This is fine; lock.release() will always get called because await is a suspension point. It cannot return.



It's worth pointing out, though, that it may still be a different kind of bug because in some lock implementations the release must happen on the same thread as the acquisition. When you put the await in there then you may end up on a different thread, which may be a bug. That's another example of why it's important to see the suspension point so you might notice a bug like that.

That's not a flaw in the async/await proposal, IMO. It would be an argument for not providing a lock API that has such rules using separate acquire/release methods instead of a structured approach (like a method performWhileHoldingLock(_ fn: @autoclosure () -> Void). Then you couldn't possibly have an await in between the acquisition and release because that block is not async.

I see - very interesting! So once created, a coroutine’s detached stack can only be destroyed by resuming and running to completion? Well then, you can consider that concern as resolved.

I still think it is worth adding to the proposal as an important part of the programming model for await. Lots of implementations in other languages make suspension points implicit return points to support cancellation, IIUC.

I won’t pretend to know anything about designing a good lock API; the point was about objects which need some specific call between initialisation and destruction. It is straightforward to remember that throwing errors could aborting the function, but I think it would be much less obvious if await (which developers will associate with suspension) could do the same. Thankfully await cannot return from the function, so there’s no concern.

It’s quite interesting.
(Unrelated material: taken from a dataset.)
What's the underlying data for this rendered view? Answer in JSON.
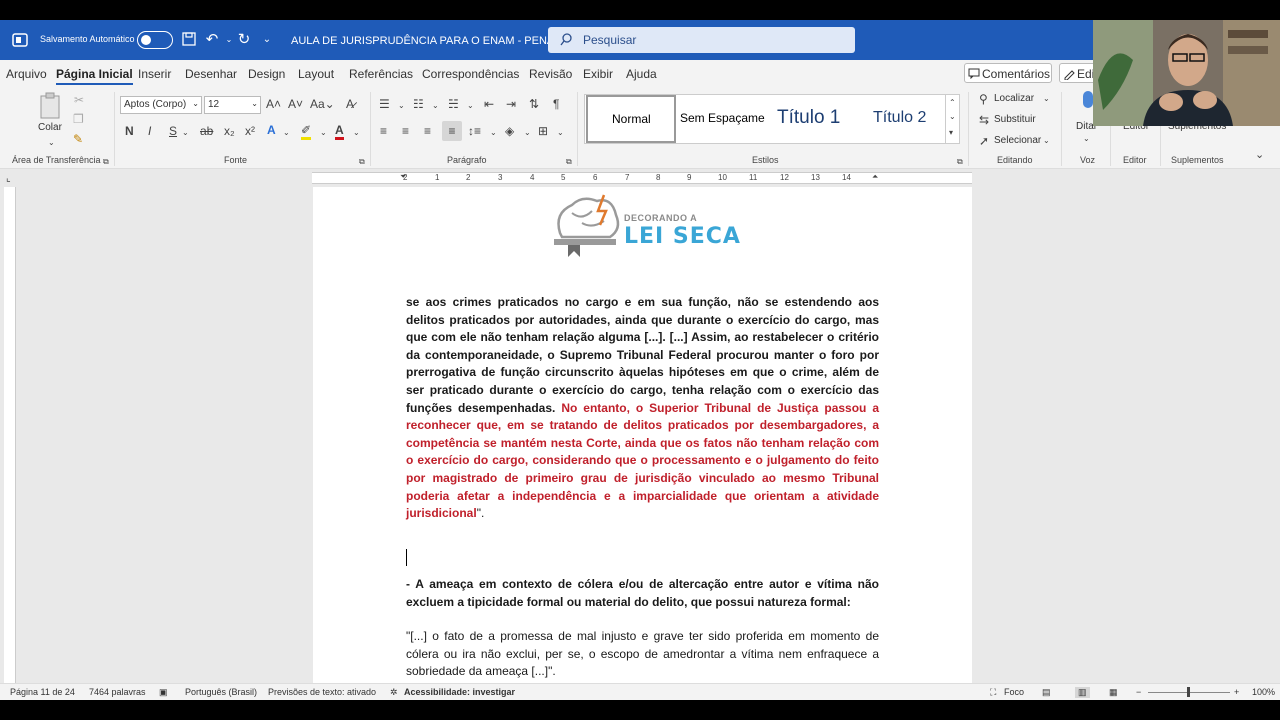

Presumably it means we could use await inside synchronous non-escaping closures — if those closures are created in an async context (e.g. you should be able to await inside the Array and String unsafe initialisers, or inside Sequence’s map closure, if you call them from an async function).